WORK INSTRUCTIONS =
Copy out each line of the material below that holds the string "москва".

TASK INPUT =
▽

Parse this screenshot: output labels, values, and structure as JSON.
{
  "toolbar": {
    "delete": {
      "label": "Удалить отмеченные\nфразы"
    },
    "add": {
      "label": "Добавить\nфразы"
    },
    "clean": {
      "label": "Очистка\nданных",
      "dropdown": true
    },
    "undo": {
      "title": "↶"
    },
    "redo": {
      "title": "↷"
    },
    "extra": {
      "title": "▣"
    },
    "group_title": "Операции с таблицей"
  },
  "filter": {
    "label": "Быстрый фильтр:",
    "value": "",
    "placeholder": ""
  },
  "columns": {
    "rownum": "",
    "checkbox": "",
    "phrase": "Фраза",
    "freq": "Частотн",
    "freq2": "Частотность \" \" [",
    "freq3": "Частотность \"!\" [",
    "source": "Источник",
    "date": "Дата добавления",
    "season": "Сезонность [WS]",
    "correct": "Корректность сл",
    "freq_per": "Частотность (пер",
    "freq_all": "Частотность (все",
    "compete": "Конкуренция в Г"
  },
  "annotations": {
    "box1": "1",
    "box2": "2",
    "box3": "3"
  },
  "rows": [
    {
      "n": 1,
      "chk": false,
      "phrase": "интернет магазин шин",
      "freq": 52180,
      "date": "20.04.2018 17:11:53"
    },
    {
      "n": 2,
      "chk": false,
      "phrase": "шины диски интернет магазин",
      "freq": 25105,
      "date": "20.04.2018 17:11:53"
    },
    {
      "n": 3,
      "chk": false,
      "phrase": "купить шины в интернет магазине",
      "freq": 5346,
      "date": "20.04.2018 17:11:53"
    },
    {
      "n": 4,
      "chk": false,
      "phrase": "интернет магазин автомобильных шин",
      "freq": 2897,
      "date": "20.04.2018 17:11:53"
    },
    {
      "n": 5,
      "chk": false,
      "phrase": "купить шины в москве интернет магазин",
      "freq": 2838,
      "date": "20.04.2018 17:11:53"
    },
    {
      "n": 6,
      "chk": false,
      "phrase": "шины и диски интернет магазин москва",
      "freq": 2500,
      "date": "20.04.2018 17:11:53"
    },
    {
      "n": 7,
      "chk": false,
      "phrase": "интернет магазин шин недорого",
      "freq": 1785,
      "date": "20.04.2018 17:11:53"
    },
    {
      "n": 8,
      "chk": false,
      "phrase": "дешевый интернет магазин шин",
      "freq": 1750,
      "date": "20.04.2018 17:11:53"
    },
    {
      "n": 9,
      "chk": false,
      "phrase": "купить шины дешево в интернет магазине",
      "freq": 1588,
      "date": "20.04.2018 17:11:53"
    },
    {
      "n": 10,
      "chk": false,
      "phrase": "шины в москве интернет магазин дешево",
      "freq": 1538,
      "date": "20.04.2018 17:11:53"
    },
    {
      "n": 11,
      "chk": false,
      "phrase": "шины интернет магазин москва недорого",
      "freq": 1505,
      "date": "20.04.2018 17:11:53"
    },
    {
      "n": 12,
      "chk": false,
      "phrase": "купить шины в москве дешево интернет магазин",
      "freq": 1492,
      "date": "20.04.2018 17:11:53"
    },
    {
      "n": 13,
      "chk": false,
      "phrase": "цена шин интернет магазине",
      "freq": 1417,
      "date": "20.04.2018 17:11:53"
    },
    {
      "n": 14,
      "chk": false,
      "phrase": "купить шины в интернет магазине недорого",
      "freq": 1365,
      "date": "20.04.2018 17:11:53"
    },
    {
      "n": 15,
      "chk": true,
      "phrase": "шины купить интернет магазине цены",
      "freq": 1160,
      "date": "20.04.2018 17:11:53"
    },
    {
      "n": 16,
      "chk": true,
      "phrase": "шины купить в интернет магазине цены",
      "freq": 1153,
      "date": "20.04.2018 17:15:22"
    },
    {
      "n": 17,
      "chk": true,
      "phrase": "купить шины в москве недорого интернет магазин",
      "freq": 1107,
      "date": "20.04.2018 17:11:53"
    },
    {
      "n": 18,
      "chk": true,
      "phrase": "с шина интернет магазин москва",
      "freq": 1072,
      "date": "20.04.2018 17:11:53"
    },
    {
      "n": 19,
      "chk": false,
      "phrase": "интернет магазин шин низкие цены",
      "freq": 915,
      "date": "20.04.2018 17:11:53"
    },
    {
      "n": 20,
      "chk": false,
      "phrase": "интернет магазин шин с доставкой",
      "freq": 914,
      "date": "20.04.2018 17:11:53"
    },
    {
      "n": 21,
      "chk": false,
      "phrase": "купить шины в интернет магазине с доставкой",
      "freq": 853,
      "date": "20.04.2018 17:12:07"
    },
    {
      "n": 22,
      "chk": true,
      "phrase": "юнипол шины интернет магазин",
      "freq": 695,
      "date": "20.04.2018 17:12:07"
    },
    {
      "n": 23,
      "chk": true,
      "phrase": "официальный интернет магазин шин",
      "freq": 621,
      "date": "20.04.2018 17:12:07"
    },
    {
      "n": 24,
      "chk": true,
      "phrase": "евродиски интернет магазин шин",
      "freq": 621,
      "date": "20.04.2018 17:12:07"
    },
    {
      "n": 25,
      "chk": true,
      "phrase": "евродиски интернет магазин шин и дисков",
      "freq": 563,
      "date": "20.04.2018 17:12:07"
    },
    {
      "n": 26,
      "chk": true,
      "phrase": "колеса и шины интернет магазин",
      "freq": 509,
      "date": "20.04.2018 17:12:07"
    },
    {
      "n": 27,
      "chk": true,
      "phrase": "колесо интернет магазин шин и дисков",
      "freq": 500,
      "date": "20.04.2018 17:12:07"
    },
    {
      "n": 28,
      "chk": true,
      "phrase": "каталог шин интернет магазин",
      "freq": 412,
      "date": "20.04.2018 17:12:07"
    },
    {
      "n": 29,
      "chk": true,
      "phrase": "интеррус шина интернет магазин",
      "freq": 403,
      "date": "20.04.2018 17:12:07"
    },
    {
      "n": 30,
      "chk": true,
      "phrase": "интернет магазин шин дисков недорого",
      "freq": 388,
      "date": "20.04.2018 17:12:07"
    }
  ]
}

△

RESULT =
      "phrase": "шины и диски интернет магазин москва",
      "phrase": "шины интернет магазин москва недорого",
      "phrase": "с шина интернет магазин москва",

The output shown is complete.